Element data from apps and pages:
---

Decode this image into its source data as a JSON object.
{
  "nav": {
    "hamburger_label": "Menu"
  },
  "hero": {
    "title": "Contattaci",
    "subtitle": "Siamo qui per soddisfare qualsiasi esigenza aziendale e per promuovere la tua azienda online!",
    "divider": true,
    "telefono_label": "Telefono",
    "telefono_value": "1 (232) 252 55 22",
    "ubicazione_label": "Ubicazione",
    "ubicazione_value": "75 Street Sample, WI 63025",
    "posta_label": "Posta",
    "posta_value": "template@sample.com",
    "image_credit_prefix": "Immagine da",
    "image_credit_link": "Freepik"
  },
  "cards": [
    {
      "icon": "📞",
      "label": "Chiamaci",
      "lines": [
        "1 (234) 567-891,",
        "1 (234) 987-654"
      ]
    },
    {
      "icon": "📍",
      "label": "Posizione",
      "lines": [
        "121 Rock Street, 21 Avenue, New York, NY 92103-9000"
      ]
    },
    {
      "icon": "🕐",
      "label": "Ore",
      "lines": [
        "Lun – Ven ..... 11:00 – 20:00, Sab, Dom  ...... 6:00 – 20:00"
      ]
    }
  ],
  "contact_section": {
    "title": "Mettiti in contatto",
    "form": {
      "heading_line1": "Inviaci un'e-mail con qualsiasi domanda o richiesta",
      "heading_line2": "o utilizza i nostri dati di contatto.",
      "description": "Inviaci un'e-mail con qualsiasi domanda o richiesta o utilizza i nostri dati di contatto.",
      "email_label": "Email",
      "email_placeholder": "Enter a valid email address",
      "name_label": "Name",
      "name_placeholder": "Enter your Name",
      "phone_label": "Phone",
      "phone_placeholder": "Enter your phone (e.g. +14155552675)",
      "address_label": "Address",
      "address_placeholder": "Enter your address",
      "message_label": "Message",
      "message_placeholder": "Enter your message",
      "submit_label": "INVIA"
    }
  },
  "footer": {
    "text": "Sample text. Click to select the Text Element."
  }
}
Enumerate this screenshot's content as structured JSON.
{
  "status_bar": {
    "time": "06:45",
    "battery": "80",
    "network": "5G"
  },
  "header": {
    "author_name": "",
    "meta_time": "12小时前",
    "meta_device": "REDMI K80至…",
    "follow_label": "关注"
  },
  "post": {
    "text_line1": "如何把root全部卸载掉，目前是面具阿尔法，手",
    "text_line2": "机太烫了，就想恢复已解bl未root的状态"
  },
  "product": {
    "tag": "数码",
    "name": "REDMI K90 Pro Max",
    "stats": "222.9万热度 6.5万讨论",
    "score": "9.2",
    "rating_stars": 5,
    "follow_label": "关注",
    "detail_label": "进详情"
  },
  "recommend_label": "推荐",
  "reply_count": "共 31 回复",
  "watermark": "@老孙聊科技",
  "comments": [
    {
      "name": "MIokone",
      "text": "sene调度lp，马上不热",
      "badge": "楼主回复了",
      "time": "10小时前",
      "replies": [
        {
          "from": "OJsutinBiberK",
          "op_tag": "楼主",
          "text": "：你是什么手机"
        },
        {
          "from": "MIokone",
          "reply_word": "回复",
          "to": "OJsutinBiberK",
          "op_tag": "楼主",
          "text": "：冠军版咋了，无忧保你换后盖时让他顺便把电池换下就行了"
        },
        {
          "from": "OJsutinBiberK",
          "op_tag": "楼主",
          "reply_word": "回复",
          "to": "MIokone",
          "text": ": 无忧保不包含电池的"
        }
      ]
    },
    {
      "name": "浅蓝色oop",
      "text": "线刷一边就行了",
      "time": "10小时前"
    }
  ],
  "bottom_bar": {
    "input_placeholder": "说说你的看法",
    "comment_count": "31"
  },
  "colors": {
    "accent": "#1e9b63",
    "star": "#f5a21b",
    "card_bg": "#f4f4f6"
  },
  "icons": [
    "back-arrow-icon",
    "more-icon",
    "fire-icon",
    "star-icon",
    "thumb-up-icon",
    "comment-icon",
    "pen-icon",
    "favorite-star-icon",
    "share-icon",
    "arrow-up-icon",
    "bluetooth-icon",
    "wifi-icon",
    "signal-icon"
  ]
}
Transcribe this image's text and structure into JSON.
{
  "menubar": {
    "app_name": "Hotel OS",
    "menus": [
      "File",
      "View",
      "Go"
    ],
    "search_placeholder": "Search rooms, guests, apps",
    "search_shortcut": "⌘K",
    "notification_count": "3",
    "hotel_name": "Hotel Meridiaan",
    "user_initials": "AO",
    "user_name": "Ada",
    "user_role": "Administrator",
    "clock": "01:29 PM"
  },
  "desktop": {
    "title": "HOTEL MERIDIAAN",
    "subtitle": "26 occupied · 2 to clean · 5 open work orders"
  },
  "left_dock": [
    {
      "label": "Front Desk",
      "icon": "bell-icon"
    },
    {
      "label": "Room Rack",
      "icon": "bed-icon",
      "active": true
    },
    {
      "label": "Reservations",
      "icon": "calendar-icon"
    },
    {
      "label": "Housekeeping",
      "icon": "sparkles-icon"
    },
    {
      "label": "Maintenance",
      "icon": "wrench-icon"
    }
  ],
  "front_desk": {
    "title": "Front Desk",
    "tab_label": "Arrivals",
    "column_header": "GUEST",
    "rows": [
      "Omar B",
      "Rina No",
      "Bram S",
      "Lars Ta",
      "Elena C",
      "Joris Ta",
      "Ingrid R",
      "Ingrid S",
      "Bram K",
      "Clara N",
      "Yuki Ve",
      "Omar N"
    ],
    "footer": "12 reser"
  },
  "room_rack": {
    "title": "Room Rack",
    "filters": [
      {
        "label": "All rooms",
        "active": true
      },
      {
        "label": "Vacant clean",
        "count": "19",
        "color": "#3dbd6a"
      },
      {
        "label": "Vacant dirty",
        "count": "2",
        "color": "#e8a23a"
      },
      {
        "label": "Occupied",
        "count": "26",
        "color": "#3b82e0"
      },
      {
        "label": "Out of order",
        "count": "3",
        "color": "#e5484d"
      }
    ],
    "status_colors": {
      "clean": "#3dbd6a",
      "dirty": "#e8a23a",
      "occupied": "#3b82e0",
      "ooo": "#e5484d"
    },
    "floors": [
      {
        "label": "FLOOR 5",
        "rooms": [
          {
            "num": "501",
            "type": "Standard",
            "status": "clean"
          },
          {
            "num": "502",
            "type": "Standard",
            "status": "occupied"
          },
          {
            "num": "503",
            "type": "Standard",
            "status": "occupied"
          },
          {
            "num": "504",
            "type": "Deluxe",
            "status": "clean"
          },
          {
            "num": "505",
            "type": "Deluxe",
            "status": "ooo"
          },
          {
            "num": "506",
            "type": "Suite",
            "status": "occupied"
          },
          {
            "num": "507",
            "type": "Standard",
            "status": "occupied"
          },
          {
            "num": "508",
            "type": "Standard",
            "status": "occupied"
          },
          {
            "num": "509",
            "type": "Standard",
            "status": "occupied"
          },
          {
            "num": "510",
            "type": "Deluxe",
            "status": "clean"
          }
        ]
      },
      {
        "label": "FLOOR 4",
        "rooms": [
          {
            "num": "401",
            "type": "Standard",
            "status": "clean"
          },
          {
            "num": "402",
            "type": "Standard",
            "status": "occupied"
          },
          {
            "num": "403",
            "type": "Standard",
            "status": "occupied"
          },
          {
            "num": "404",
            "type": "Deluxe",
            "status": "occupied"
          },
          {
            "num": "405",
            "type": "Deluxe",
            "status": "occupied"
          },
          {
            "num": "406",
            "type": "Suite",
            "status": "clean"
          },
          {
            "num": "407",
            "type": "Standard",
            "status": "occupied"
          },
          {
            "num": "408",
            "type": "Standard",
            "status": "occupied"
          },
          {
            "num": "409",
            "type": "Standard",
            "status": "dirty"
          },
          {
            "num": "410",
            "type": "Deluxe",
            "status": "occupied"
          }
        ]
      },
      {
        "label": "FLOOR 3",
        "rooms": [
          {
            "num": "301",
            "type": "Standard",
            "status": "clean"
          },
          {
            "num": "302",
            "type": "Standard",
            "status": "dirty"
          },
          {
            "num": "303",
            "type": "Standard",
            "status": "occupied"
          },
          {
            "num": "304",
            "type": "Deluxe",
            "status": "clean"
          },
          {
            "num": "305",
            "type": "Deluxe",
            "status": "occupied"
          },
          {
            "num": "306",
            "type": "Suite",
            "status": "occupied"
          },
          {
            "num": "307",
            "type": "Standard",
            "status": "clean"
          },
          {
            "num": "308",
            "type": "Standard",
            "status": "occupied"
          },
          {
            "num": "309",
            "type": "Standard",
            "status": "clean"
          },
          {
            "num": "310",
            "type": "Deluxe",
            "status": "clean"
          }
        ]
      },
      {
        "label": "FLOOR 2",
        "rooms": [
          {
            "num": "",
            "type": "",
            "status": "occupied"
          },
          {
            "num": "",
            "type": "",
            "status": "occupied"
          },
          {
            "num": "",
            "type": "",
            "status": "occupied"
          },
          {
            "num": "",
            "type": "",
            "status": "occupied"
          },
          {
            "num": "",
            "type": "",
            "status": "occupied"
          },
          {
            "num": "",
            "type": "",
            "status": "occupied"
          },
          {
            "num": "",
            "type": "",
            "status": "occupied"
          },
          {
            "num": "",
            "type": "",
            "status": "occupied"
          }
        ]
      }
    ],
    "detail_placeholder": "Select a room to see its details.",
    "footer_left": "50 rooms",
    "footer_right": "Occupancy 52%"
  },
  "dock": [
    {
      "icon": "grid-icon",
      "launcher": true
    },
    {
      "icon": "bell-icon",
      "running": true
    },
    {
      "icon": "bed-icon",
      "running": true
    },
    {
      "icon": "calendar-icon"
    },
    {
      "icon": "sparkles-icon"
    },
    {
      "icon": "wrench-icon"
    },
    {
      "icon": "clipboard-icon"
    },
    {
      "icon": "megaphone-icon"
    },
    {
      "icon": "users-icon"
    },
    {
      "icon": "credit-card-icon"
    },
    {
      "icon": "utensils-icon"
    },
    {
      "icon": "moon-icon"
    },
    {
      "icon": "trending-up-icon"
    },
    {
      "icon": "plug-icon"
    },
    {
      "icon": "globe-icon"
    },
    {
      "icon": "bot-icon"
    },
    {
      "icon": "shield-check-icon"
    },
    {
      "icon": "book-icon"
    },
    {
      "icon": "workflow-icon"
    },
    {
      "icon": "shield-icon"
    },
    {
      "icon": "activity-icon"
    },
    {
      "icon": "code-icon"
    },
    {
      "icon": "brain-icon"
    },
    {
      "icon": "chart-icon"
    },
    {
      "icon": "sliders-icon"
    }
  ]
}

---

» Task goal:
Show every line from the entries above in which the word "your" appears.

» Written answer:
      "name_placeholder": "Enter your Name",
      "phone_placeholder": "Enter your phone (e.g. +14155552675)",
      "address_placeholder": "Enter your address",
      "message_placeholder": "Enter your message",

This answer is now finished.